The increased supervision comes after start-ups pulled funds deposited with SVB, triggering its collapse, and after Credit Suisse suffered outflows from its customers concerned about its profitability as it attempted a complicated and lengthy restructuring process.
Barrenjoey analyst Jonathan Mott told clients in a note that the “situation remains stable” for Australian banks, but warned confidence could be quickly eroded, and bank margins would be pressured.
“Our channel checks indicate deposits are not being withdrawn from smaller institutions in any size, and capital and liquidity buffers are strong,” Mr Mott said.
“But this is a crisis of confidence and credit spreads and cost of capital will continue to rise. At a minimum, this will add to the margin pressure the banks are facing, while credit quality will continue to deteriorate.”
Already banks are understood to have become more cautious about where they allocate lending given the pressures on their margins, which will intensify in line with global market turmoil.
The fallout from $17 billion worth of Credit Suisse’s additional tier-one bonds being wiped by the Swiss regulator will put even more pressure on local banks, given they have to raise an extra $70 billion of total loss absorbing capital by 2026.
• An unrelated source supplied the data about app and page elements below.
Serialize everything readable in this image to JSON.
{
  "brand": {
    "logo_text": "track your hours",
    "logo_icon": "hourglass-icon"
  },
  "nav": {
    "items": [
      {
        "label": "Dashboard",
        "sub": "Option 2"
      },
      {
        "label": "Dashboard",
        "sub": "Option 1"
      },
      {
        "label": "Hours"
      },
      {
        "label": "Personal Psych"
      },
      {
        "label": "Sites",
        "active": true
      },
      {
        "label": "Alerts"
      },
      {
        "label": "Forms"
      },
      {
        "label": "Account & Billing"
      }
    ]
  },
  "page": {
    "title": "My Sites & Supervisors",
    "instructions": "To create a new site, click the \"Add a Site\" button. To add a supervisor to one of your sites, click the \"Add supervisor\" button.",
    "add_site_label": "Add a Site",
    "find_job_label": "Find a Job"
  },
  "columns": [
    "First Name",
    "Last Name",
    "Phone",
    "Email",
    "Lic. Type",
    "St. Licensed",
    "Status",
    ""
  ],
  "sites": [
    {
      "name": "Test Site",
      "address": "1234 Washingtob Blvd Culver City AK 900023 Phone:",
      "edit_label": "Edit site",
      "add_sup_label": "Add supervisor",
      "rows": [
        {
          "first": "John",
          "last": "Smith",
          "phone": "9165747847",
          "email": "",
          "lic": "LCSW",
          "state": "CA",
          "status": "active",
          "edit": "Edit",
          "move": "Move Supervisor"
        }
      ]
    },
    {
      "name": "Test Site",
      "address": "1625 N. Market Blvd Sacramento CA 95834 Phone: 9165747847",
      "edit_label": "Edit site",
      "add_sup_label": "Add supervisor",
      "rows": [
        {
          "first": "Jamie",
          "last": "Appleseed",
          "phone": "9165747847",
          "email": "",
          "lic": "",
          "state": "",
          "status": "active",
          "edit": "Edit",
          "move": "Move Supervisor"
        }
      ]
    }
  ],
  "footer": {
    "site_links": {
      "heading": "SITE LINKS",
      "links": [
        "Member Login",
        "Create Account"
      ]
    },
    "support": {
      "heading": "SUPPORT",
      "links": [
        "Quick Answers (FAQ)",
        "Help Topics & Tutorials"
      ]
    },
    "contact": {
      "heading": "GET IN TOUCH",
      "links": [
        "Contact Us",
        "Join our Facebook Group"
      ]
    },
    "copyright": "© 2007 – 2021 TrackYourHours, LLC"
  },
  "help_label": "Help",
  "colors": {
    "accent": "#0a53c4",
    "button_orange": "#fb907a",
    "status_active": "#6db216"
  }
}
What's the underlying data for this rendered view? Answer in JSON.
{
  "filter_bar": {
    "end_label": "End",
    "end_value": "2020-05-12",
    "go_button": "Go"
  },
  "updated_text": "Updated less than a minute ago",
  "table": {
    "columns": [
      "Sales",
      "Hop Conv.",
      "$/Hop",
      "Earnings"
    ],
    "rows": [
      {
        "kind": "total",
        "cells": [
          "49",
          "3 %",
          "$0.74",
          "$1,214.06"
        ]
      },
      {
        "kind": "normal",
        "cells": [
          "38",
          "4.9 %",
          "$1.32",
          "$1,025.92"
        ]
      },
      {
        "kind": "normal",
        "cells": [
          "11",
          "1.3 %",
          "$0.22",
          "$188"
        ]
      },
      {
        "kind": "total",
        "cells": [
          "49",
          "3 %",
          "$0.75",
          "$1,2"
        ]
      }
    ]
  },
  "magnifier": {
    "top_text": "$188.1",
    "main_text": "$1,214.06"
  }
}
The major banks have privately stressed that the local crypto industry remains small and largely banked offshore because of existing concerns around anti-money laundering compliance.
An APRA spokesman declined to comment, and pointed to a recent statement which noted that the regulator had “increased supervision” of the banking sector.
“It’s already difficult for start-ups to access banking services in Australia. It’s hard to escape the suspicion that it’s not about to get a whole lot tougher due to a banking crisis that has absolutely nothing to do with us,” one start-up founder said.
“No one is arguing banks should be forced to extend services to an extravagantly risky client. But they should be required to make transparent, explicable decisions on a case-by-case basis. If you apply an arbitrarily high-risk weighting to an entire sector, where’s the incentive for banks to offer their services? All you’re going to achieve is the concentration of risk in an ever smaller pool of banking service providers to the start-up community.”
APRA does not mandate banks’ risk weightings, which are set by each bank individually. It is also not publishing any of the information it collects publicly and is using it solely to determine Australian banks’ risk profile.
One source said APRA was “not the difficult point” and banks had been increasingly de-banking start-ups recently against the advice of regulators including AUSTRAC, the Australian Competition and Consumer Commission and the Council for Financial Regulation.
Another source said start-ups were also starting to worry about their apps offered through third parties, given the risk that funds stored in digital wallets could be frozen if banking services were suddenly withdrawn.
The source pointed to those funds trapped in Unhedged, an algorithm-based investment platform that decided to shutter its investment services. Account holders have been unable to access their funds as they wait for auditors to wind up the company’s consumer arm.
“As a young business, Unhedged is not yet profitable, and raises capital to fund its operations. Due to funding constraints in the current market environment, we have decided to pivot our company to a more capital efficient business model,” the company said in a statement.
On Tuesday, Unhedged founder Peter Bakker said there was “no risk apart from timing” for customers waiting to access their funds.
Crypto players said that the increased scrutiny could lead banks to deem the sector more risky, meaning they would cite heavier risk weightings as an excuse not to service the sector. These start-ups fear this could make it harder to continue their banking relationships and operations like payroll.
Last October, the Council of Financial Regulators, ACCC and AUSTRAC responded to complaints from the crypto and fintech sectors about being “de-banked” because they sit outside of banks’ risk appetites.
Regulators said the banks should collect and share data about so-called de-banking activities, make their processes transparent and fair, advise government of their risk tolerance and consider investing to improve their capability to bank these sectors.
ANZ, Commonwealth Bank, National Australia Bank and Westpac all declined to comment on Tuesday.